If the COVID-19 pandemic has demonstrated anything, it is that there is no situation so severe that government can’t make it worse. Government’s recent crimes are legion: standing in the way of testing; complicating efforts to acquire protective equipment; imposing authoritarian and uniform lockdown rules across very different populations; and enforcing those rules in dangerous and ill-considered ways.
If you can assess the conduct of government officials through the pandemic and conclude that what we really need is more of that, then we’re probably going to cure the novel coronavirus long before we find a treatment for whatever it is that ails you.
The societies over which governments exert their power are made up of myriad individuals, businesses, churches, and organizations interacting with one another for purposes of their own. The people in a society may inhabit dense urban areas or sparsely settled countryside. They may have deep pockets or meager resources. They may have high tolerances for risk or shy away from danger. Often, they have little in common except goods, services, and ideas to exchange for mutual benefit. Forcing them to walk in lockstep makes little sense.
“Americans are being told they must still play by New York rules—with all the hardships they entail—despite having neither New York’s living conditions nor New York’s health outcomes,” Bret Stephens pointed out in The New York Times last weekend.
Other than a few basic rules like “don’t murder” and “don’t steal,” there is very little you can impose from the top-down on a diverse society that can help and please one group without hurting and offending another. But that’s exactly what government does—inflicting one-size-fits-all-mandates that don’t fit many people at all and are usually poorly considered, at that. And during this pandemic, the government has exercised its taste for incompetence and draconian rules with a vengeance.
Famously, the federal government produced a dumpster fire of a COVID-19 test rather than adopt proven tests developed elsewhere.
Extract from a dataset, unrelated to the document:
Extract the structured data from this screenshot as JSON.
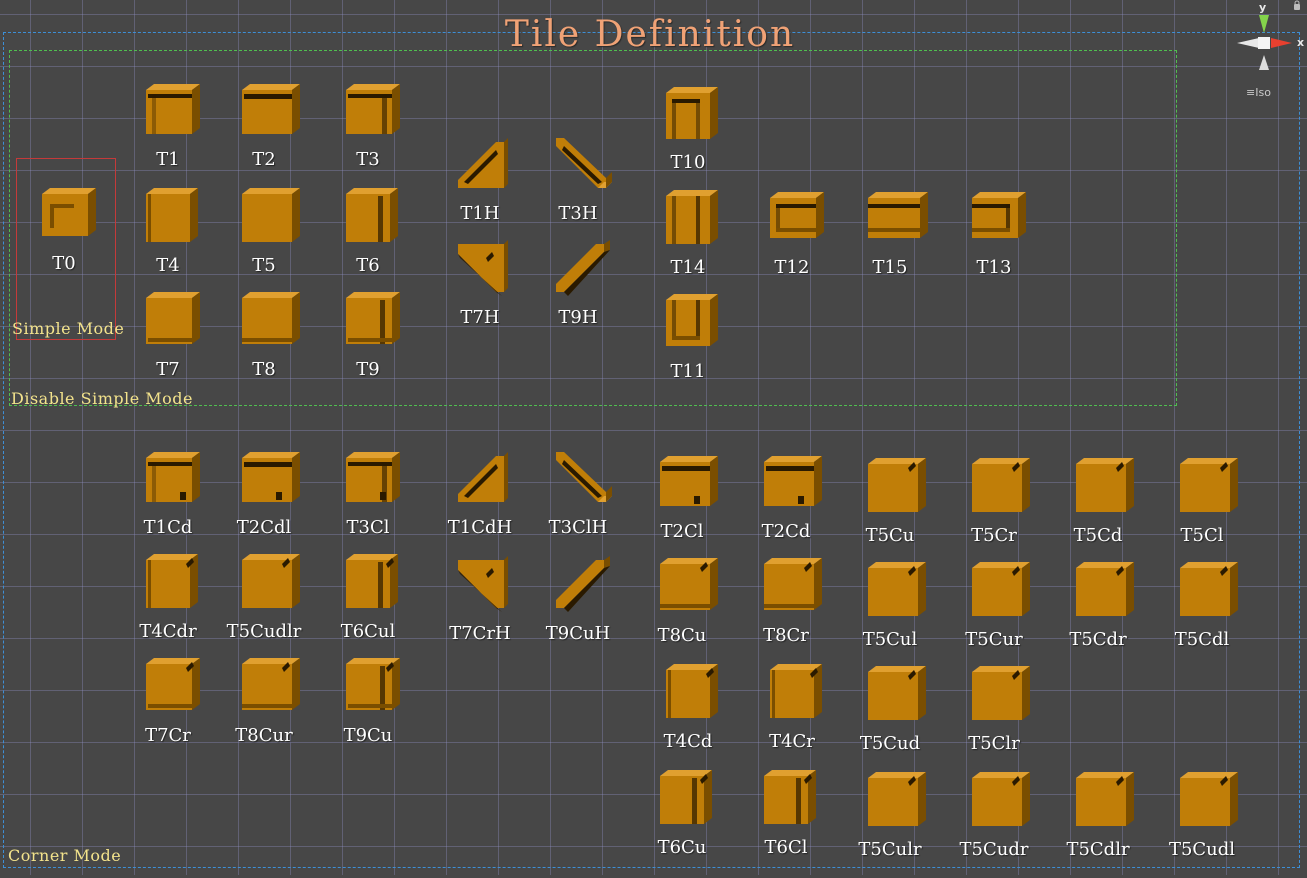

It also prevented universities, researchers, and private laboratories from developing their own tests, throwing bureaucratic hurdles in their way for weeks and allowing the disease to spread.
When it became obvious that available stocks of personal protective equipment were insufficient, federal regulators told aspiring new mask producers that getting approval for their efforts could take anywhere from 45 to 90 days.
Distilleries that tried to shift to producing much-sought hand sanitizer discovered they would be required to pollute their production lines with “denaturant” meant to make the product unpalatable—and therefore complicating the return to producing beverages after the crisis passed.
When hospitals and state officials do find supplies, they have to worry that they’ll be flat-out stolen by federal agencies who think they would be better used by somebody else.
Rules closing businesses, limiting gatherings, and even restricting outdoor excursions were supposed to “flatten the curve” to slow the spread of COVID-19 so that hospitals didn’t get overwhelmed. But the virus didn’t hit the same way everywhere. Instead, New York City and a few other hot spots got slammed. Elsewhere, most medical facilities found themselves tending empty beds, pondering the fate of patients whose “elective” cancer, heart, and back surgeries are deferred to some uncertain date in the future, and watching cash reserves dwindle for lack of patients to treat.